(55%-45%)*1/(100 million)*(\$100 billion) = \$100

Again, this was pretty conservative:

• Say you’re more like 70% sure,
• Say you’re a randomly chosen american, so your probability of a decisive vote is around 1/10 million;
• Say the outcome matters more on the order of a \$700 billion in charitable donations, given that Obama and Romney’s budgets differ on around \$7 trillion, and say 10% of that is stuff that money is being used as well as moving charitable donations about things you care about.

That makes (70%-30%)*1/(10 million)*(\$700 billion) = \$28,000. Going further, if you’re

• 90% sure,
• voting in Virginia — 1/(3.5 million), and
• care about the whole \$7 trillion dollar difference in budgets, you get (90%-30%)*1/(3.5 million)*(\$7 trillion) = \$1.2 million. This is so large, it becomes a valuable use of time to take 1% chances at convincing other people to vote… which you can hopefully do by sharing this post with them. ### Discussion Now, I’m sure all these values are quite wrong in the sense that taking account everything we know about the current election would give very different answers. If anyone has a more nuanced model of the electoral college than Gelman et al, or a way of helping me better estimate how much the outcome matters to me, please post it! My \$700 billion outcome value still feels a bit out-of-a-hat-ish.

But the intuition to take away here is that a country is a very large operation, much larger than the number of people in it, and that’s what makes voting worth it… if you care about other people. If you don’t care about others, voting is probably not worth it to you. That expected \$100 – \$1,500,000 is going to get spread around to 300 million people… you’re not expecting much of it yourself! That’s a nice conclusion, isn’t it? Nice people should vote, and selfish people shouldn’t?

Of course, politics is the mind killer, and there are debates to be had about whether voting in the current system is immoral because the right thing to do is abstain in silent protest that we aren’t using approval voting, which has better properties than the current system… but I don’t think that’s how to get a new voting system. I think while we’re making whatever efforts we can to build a better global community, it’s no sacrifice to vote in the current system if it’s really worth that much in expected donations.

So if you weren’t going to vote already, give some thought to this expected donation angle, and maybe you’ll start. Maybe you’ll start telling your swing state friends to vote, too. And if you do vote to experience a sense of pride in doing your civic duty, I say go ahead and keep feeling it!

### An image summary

Thanks to Gavan Wilhite and his team for putting together an infographic to summarize these ideas:

### Related reading

I’ve found a few papers by authors with similar thoughts to these:

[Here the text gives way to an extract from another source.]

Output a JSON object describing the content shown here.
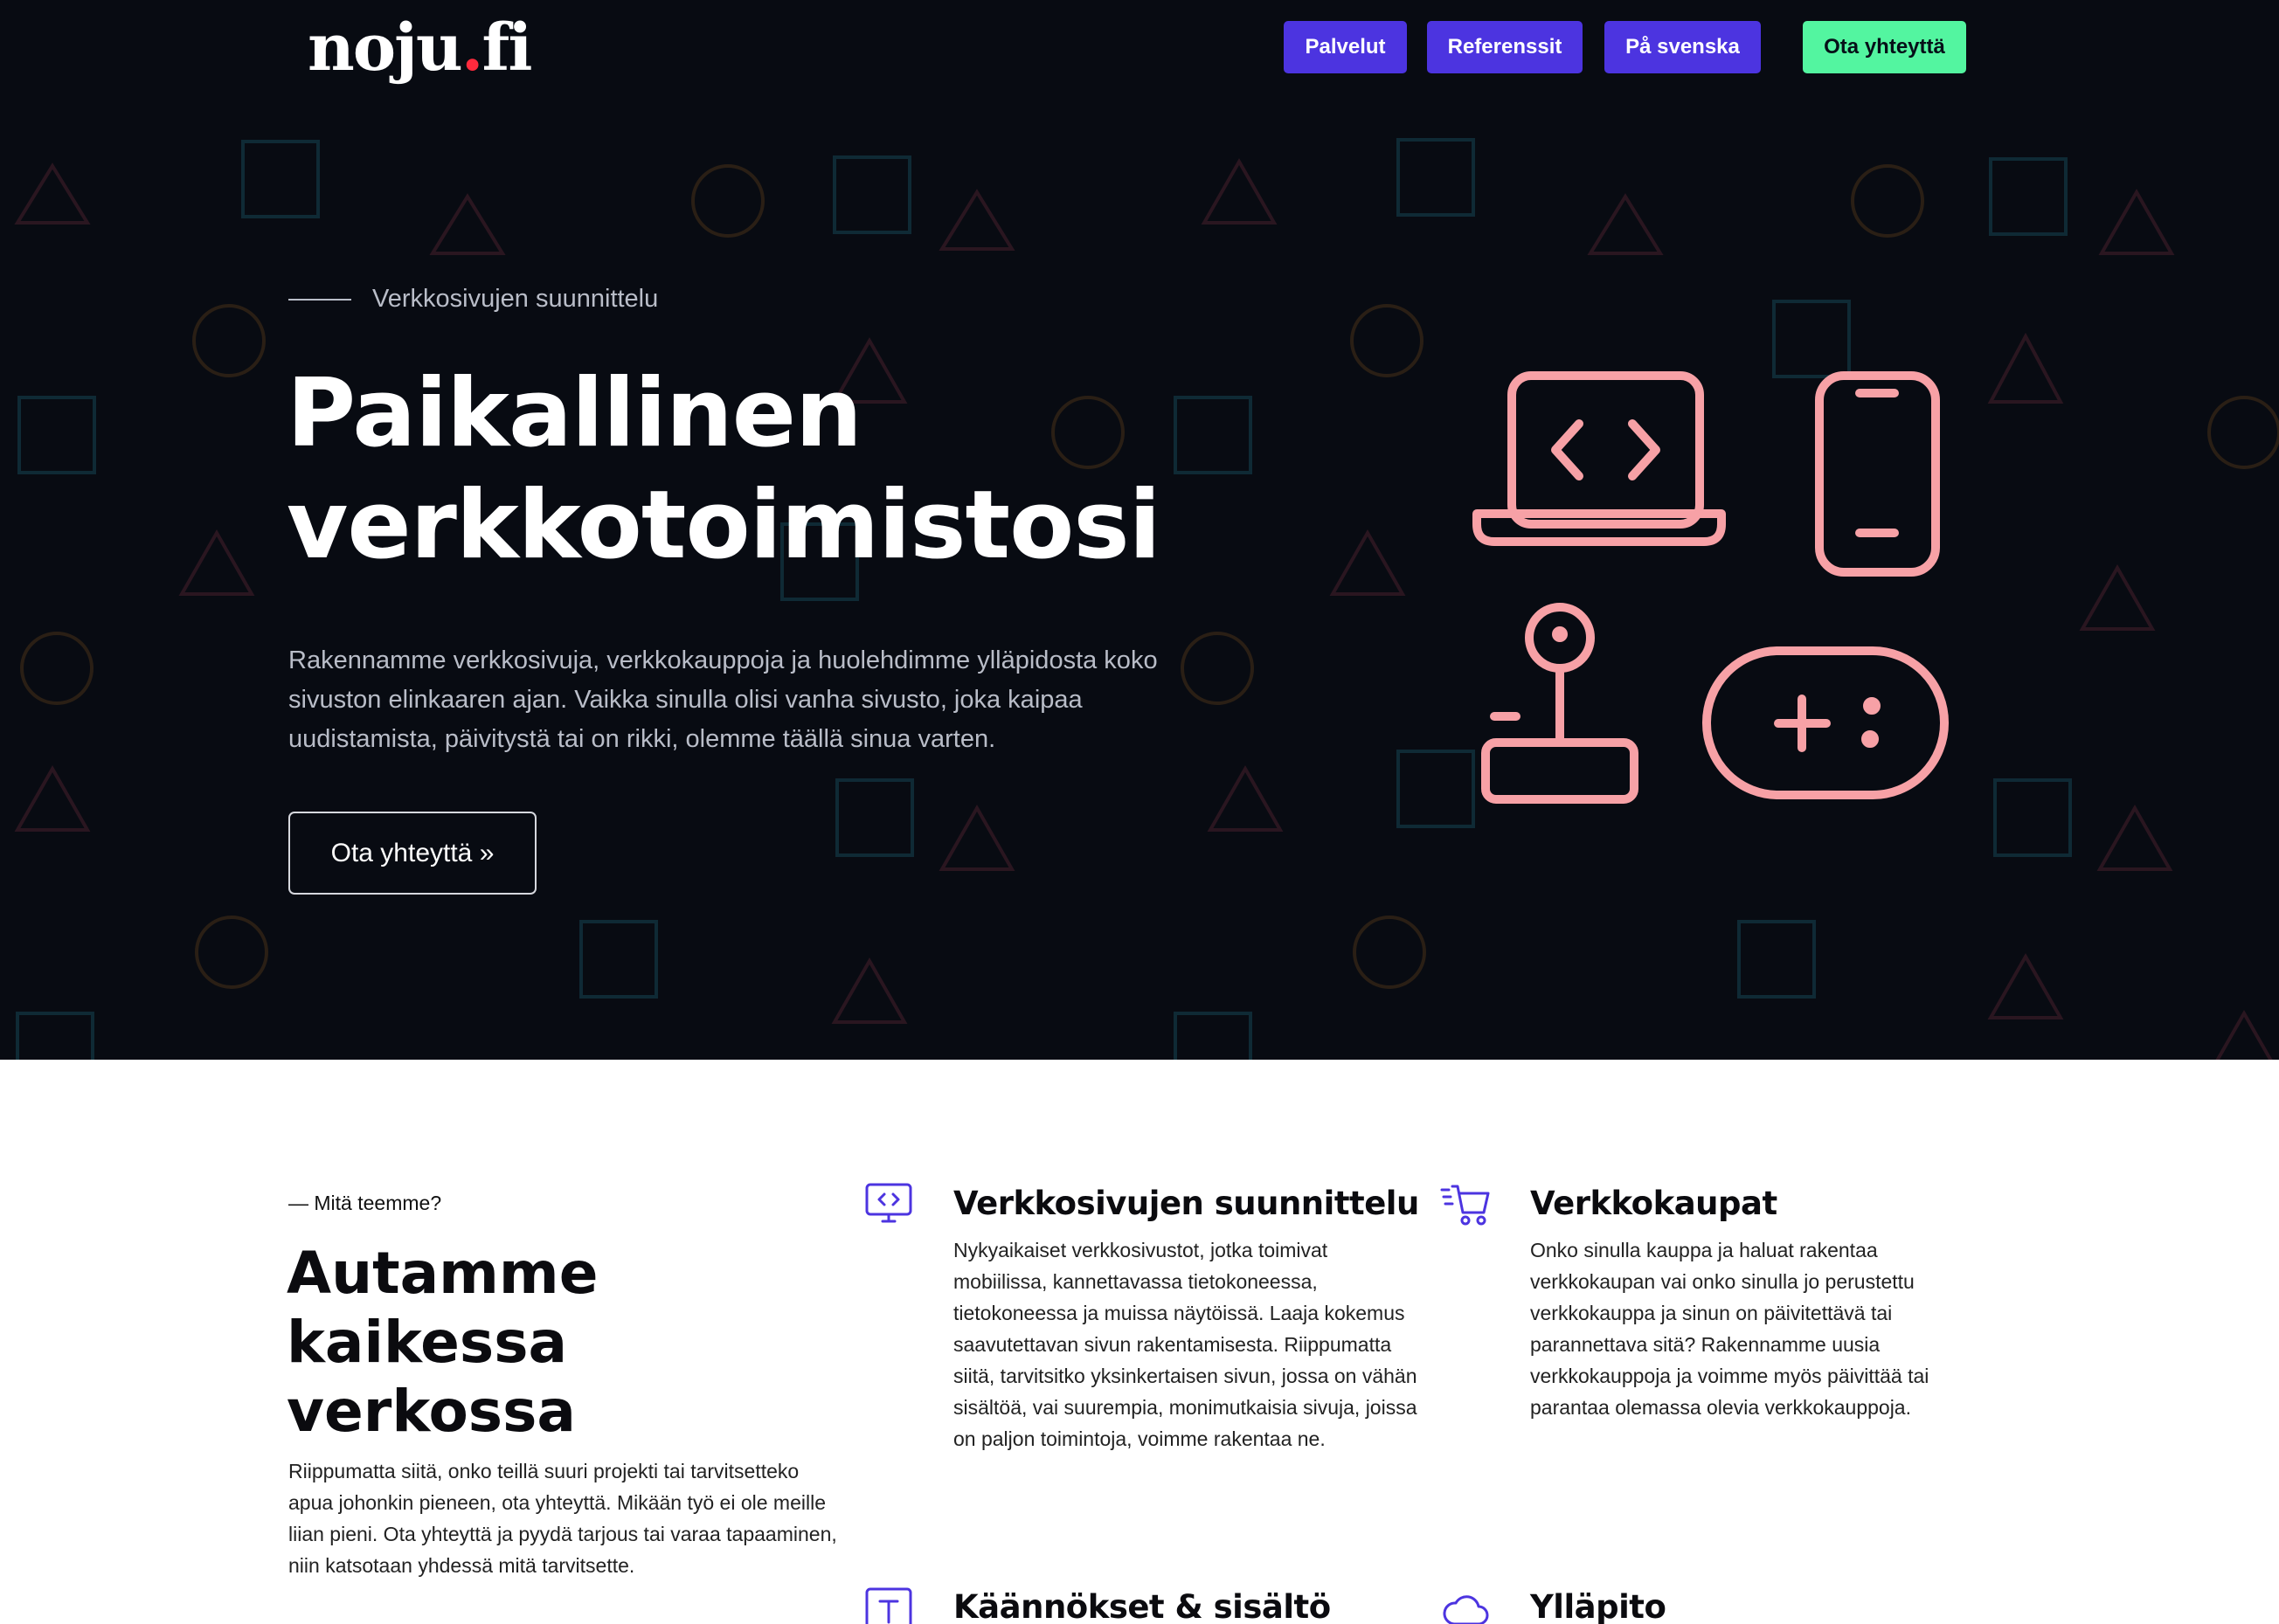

Also, I found this this interesting Overcoming Bias post, by Andrew Gelman as well.

1 A nitpick, for people like me who are very particular about what they mean by utility: in this post, I’m calculating expected altruistic dollars, not expected utility. However, while our personal utility functions are (or would be, if we managed to have them!) certainly non-linear in the amount of money we spend on ourselves, there is a compelling argument for having the altruistic part of your utility function be approximately linear in altruistic dollars: there are just so many dollars in the world, and it’s reasonable to assume utility is approximately differentiable in commodities. So on the scale of the world, your effect on how altruistic dollars are spent is small enough that you should value them approximately linearly.

2 (Added in response to an email from Ben Hoffman on Oct 28, 2016) This “\$100 billion valuation” step is really two steps combined: a comparison of government cost-effectiveness to the cost-effectiveness of a typical charitable donation, and an estimate of the difference between the two different governments you’d get under different presidents. You could also take into account world-wide externalities here, like the impact of wars. All things considered, I’d be pretty surprised if the difference in candidates over their 4-year term was worth less than an order of magnitude bellow \$100 billion typical-charity dollars.

Comments are closed.